"Today, we've reached 50 countries with the launch of Street View in Hungary and Lesotho and are significantly expanding our coverage in Poland and Romania, among other locations around the world. This is also the largest single update of Street View imagery we've ever pushed, including new and updated imagery for nearly 350,000 miles of roads across 14 countries."

For map lovers, Internet users and others, the project is a great resource for information, fascinating photographs of places away from home and a portal into life in other places.

But the 50-nation milestone being celebrated by Google is not without controversy. In many nations around the world, including the United States and a host of nations in Europe, government officials have been taking Google to task over Street View data collection efforts that the countries say were too invasive and violated some of their privacy laws.

Just this week, privacy regulators in Germany levied an $189,167 fine against Google to punish the company for not giving notice that it would be collecting user data as well as images using the Street View vehicle fleet after it began in 2007.

Charles King, principal analyst with Pund-IT, told eWEEK in an interview that running into stricter laws in foreign nations is a fact of life that many companies eventually learn. "It's a fair point to bring up," said King. "The one caveat I'd have is that the trouble Google has been running into in Germany and elsewhere is actually fairly common in enterprises that work on a global basis. They should have known going into Germany, which is one of the strictest countries in Europe in terms of privacy law, that running around taking pictures using cars could get them in hot water."

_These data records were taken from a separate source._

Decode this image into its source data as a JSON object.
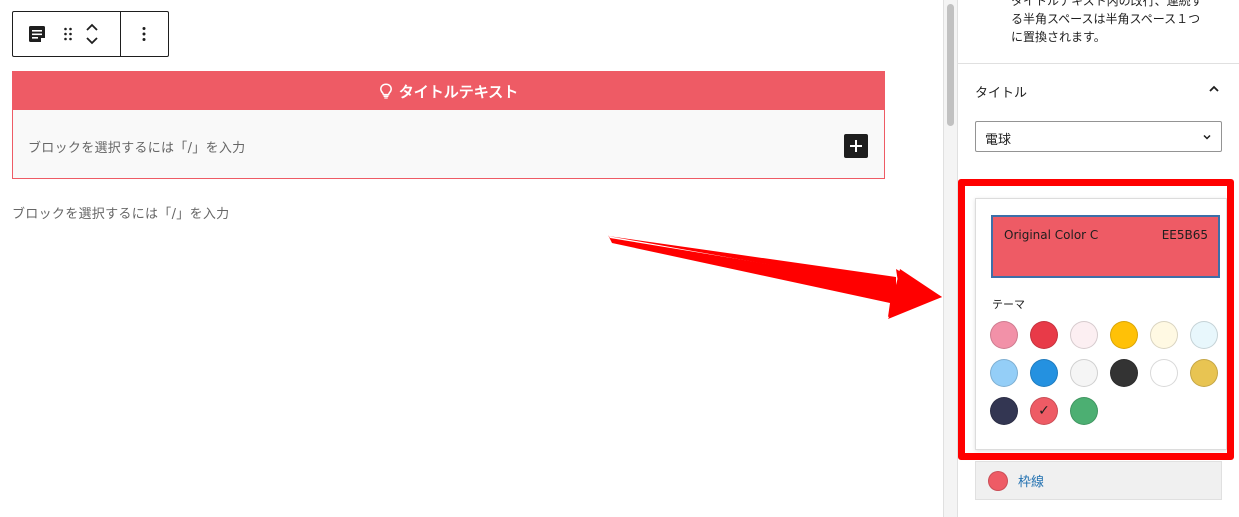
{
  "editor": {
    "title_block": {
      "heading": "タイトルテキスト",
      "inner_placeholder": "ブロックを選択するには「/」を入力"
    },
    "outer_placeholder": "ブロックを選択するには「/」を入力"
  },
  "sidebar": {
    "help_text_lines": [
      "タイトルテキスト内の改行、連続す",
      "る半角スペースは半角スペース１つ",
      "に置換されます。"
    ],
    "panel_title": "タイトル",
    "icon_select": {
      "value": "電球"
    },
    "color_control": {
      "label": "枠線",
      "color": "#EE5B65"
    }
  },
  "color_popover": {
    "current": {
      "name": "Original Color C",
      "hex": "EE5B65"
    },
    "theme_label": "テーマ",
    "palette": [
      {
        "color": "#F291A8",
        "selected": false
      },
      {
        "color": "#E83A48",
        "selected": false
      },
      {
        "color": "#FCEFF2",
        "selected": false
      },
      {
        "color": "#FFC107",
        "selected": false
      },
      {
        "color": "#FFF9E3",
        "selected": false
      },
      {
        "color": "#E8F7FC",
        "selected": false
      },
      {
        "color": "#94CEF7",
        "selected": false
      },
      {
        "color": "#2491E0",
        "selected": false
      },
      {
        "color": "#F5F5F5",
        "selected": false
      },
      {
        "color": "#333333",
        "selected": false
      },
      {
        "color": "#FFFFFF",
        "selected": false
      },
      {
        "color": "#E8C452",
        "selected": false
      },
      {
        "color": "#333652",
        "selected": false
      },
      {
        "color": "#EE5B65",
        "selected": true
      },
      {
        "color": "#4CAF72",
        "selected": false
      }
    ]
  },
  "colors": {
    "accent": "#EE5B65",
    "highlight": "#FF0000",
    "arrow": "#FF0000"
  }
}
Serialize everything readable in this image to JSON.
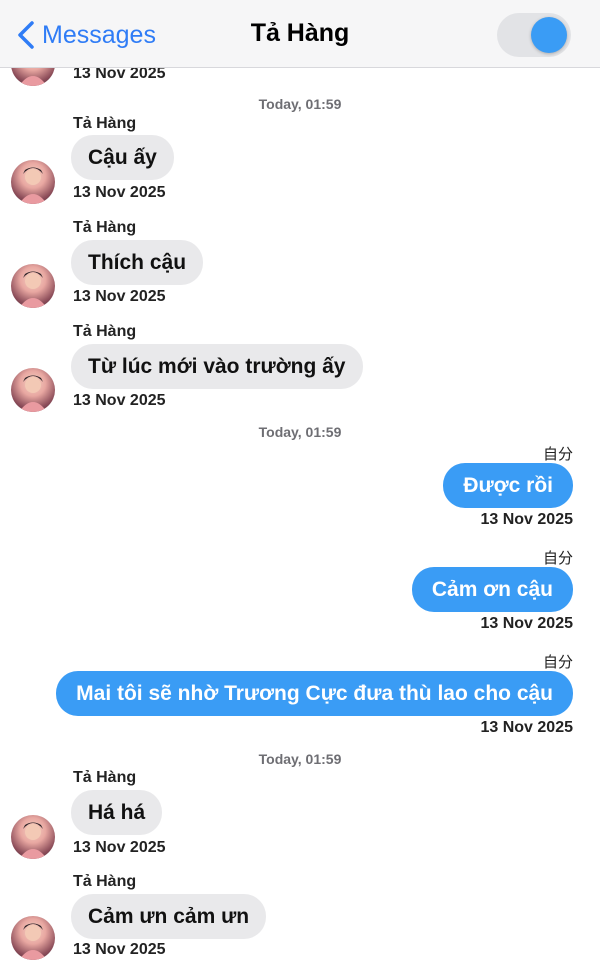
{
  "header": {
    "back_label": "Messages",
    "title": "Tả Hàng",
    "colors": {
      "accent": "#2f7cf6",
      "toggle_knob": "#3a9cf5"
    }
  },
  "top_partial": {
    "date": "13 Nov 2025"
  },
  "separators": [
    "Today, 01:59",
    "Today, 01:59",
    "Today, 01:59"
  ],
  "incoming_group1": [
    {
      "sender": "Tả Hàng",
      "text": "Cậu ấy",
      "date": "13 Nov 2025"
    },
    {
      "sender": "Tả Hàng",
      "text": "Thích cậu",
      "date": "13 Nov 2025"
    },
    {
      "sender": "Tả Hàng",
      "text": "Từ lúc mới vào trường ấy",
      "date": "13 Nov 2025"
    }
  ],
  "outgoing": [
    {
      "label": "自分",
      "text": "Được rồi",
      "date": "13 Nov 2025"
    },
    {
      "label": "自分",
      "text": "Cảm ơn cậu",
      "date": "13 Nov 2025"
    },
    {
      "label": "自分",
      "text": "Mai tôi sẽ nhờ Trương Cực đưa thù lao cho cậu",
      "date": "13 Nov 2025"
    }
  ],
  "incoming_group2": [
    {
      "sender": "Tả Hàng",
      "text": "Há há",
      "date": "13 Nov 2025"
    },
    {
      "sender": "Tả Hàng",
      "text": "Cảm ưn cảm ưn",
      "date": "13 Nov 2025"
    }
  ],
  "bubble_colors": {
    "incoming": "#e9e9eb",
    "outgoing": "#3a9cf5"
  }
}
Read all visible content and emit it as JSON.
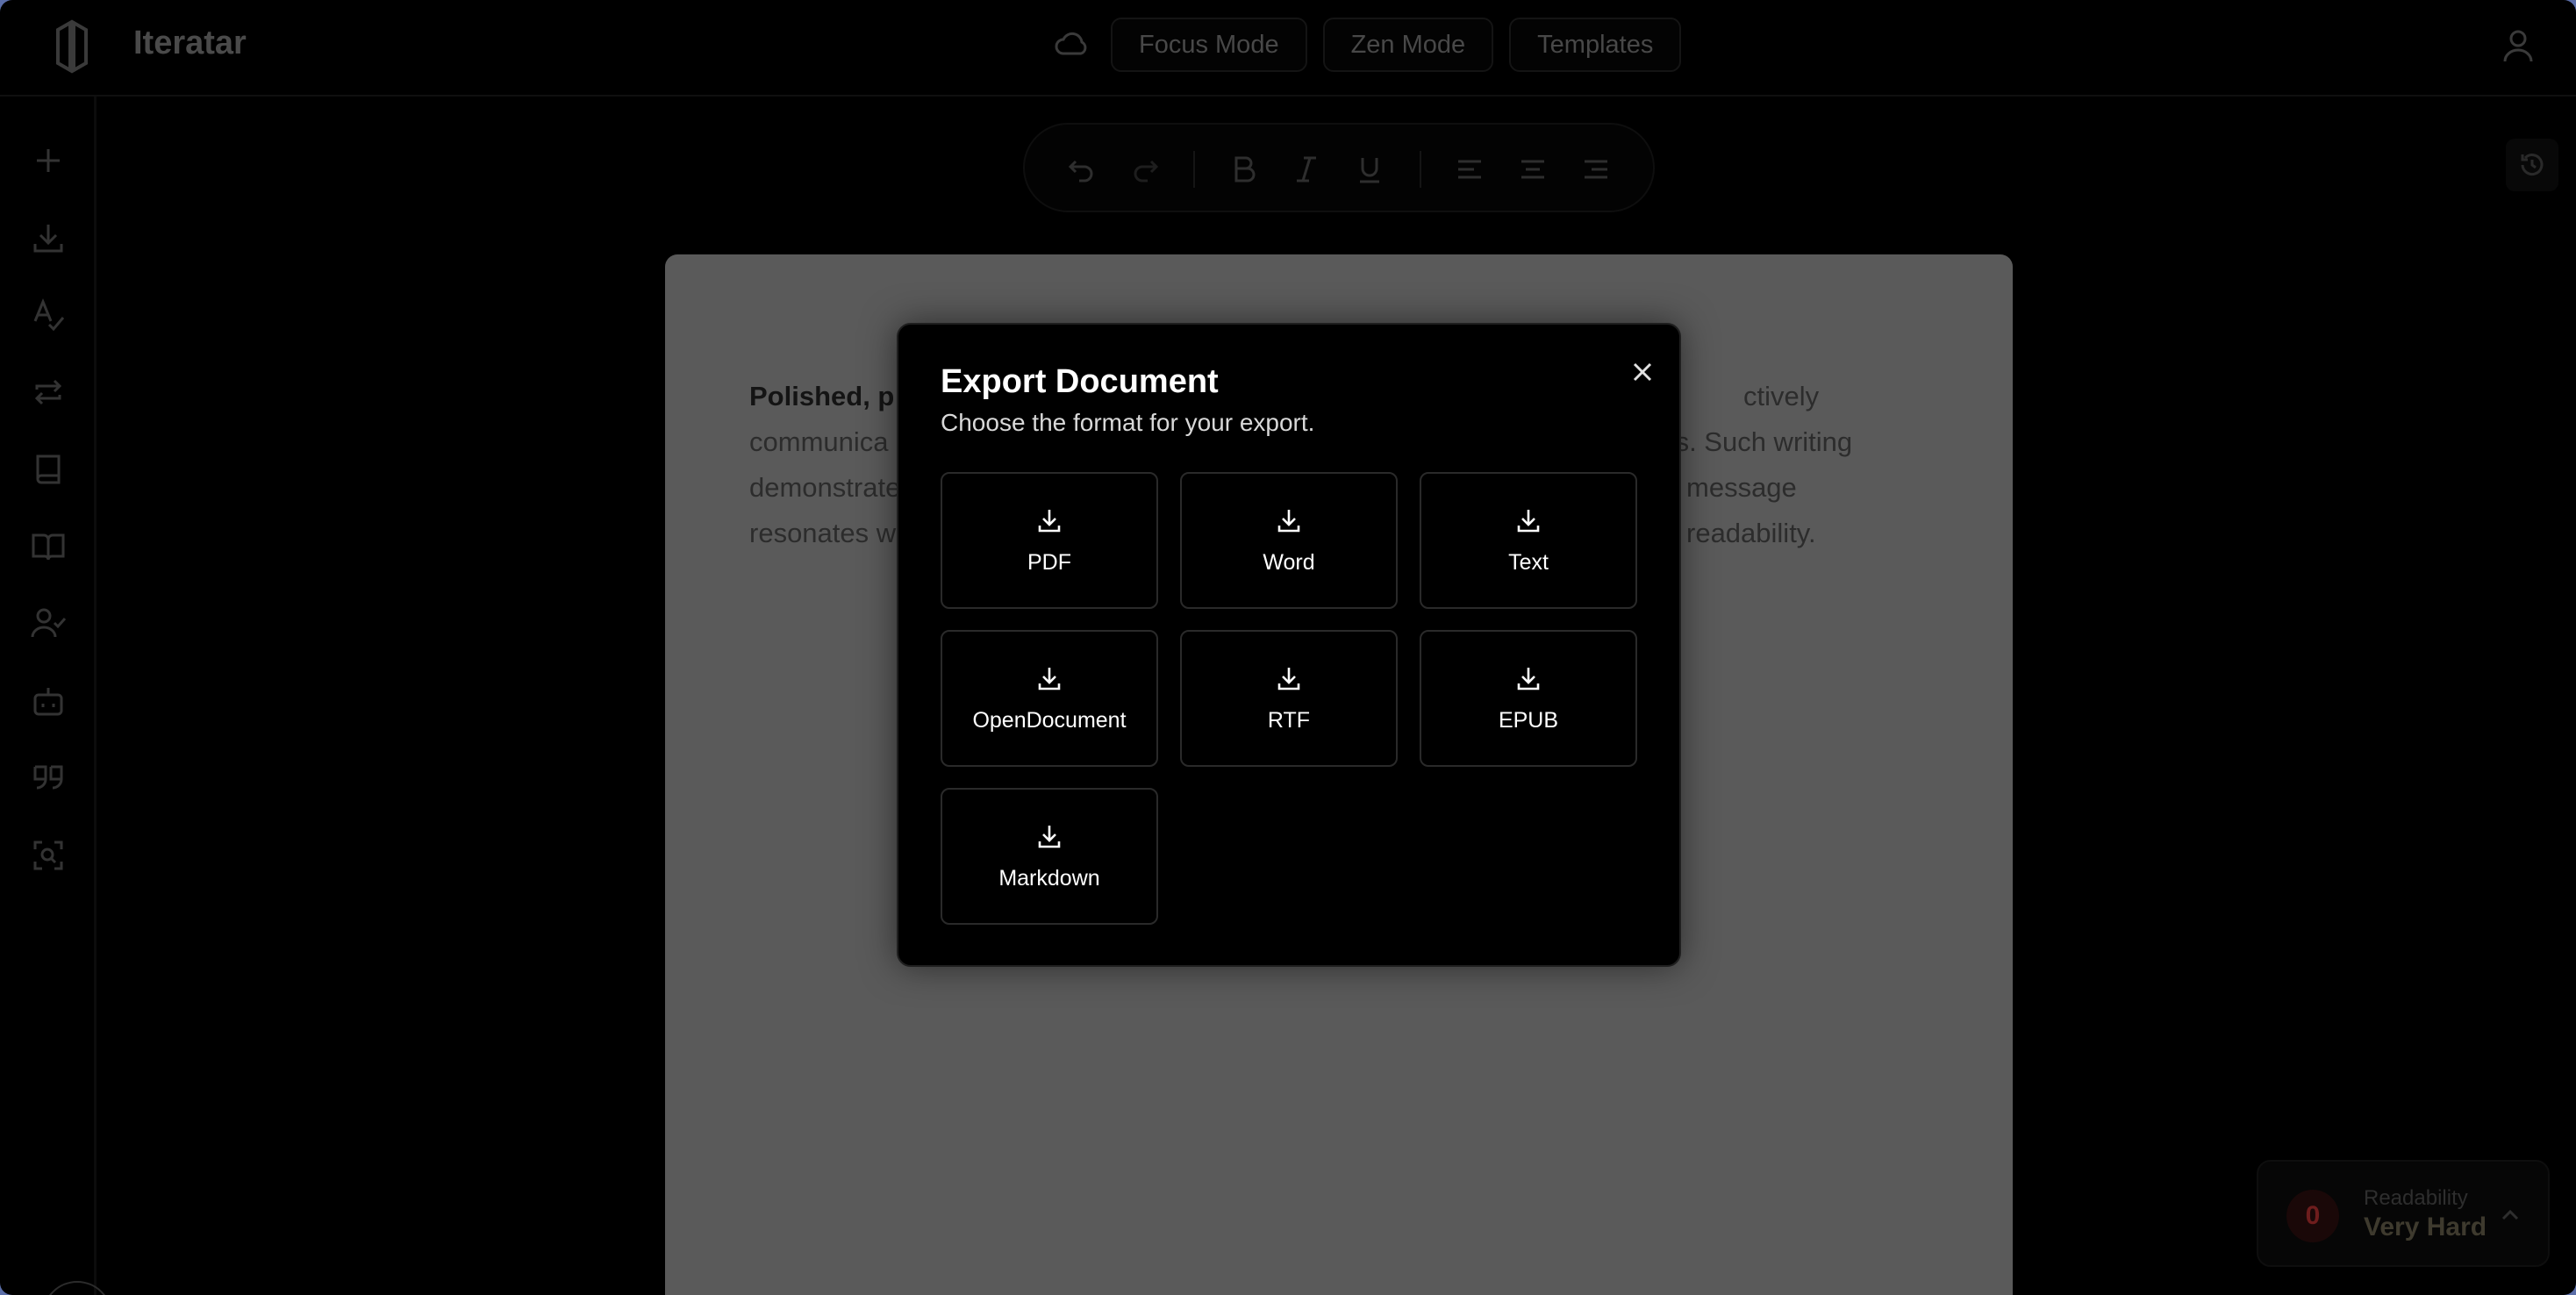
{
  "header": {
    "app_title": "Iteratar",
    "buttons": [
      "Focus Mode",
      "Zen Mode",
      "Templates"
    ]
  },
  "sidebar": {
    "icons": [
      "plus-icon",
      "download-icon",
      "spellcheck-icon",
      "arrows-repeat-icon",
      "book-icon",
      "open-book-icon",
      "user-check-icon",
      "bot-icon",
      "quote-icon",
      "scan-search-icon"
    ],
    "search_icon": "search-icon"
  },
  "toolbar": {
    "icons": [
      "undo-icon",
      "redo-icon",
      "bold-icon",
      "italic-icon",
      "underline-icon",
      "align-left-icon",
      "align-center-icon",
      "align-right-icon"
    ]
  },
  "document": {
    "bold_fragment": "Polished, p",
    "lines": [
      {
        "left": "communica",
        "right": "ors. Such writing"
      },
      {
        "left": "demonstrate",
        "right": "message"
      },
      {
        "left": "resonates w",
        "right": "readability."
      }
    ],
    "line1_right": "ctively"
  },
  "readability": {
    "score": "0",
    "label": "Readability",
    "value": "Very Hard"
  },
  "modal": {
    "title": "Export Document",
    "subtitle": "Choose the format for your export.",
    "formats": [
      "PDF",
      "Word",
      "Text",
      "OpenDocument",
      "RTF",
      "EPUB",
      "Markdown"
    ]
  },
  "colors": {
    "background": "#000000",
    "document_overlay": "#5a5a5a",
    "score_red": "#6e1d1d"
  }
}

The Street View program came under scrutiny both in the United States and in Europe after it was learned that Google was gathering the information street-by-street between 2007 and 2010, according to an earlier eWEEK report.

Google didn't just collect photos of houses and businesses; it also intercepted data from WiFi modem transmissions that included personal data such as passwords, emails, text messages, users' Internet usage histories as well as other WiFi information. According to a 2012 report from the U.S. Federal Communications Commission, the Street View vehicles had collected more than 200GB of such payload data.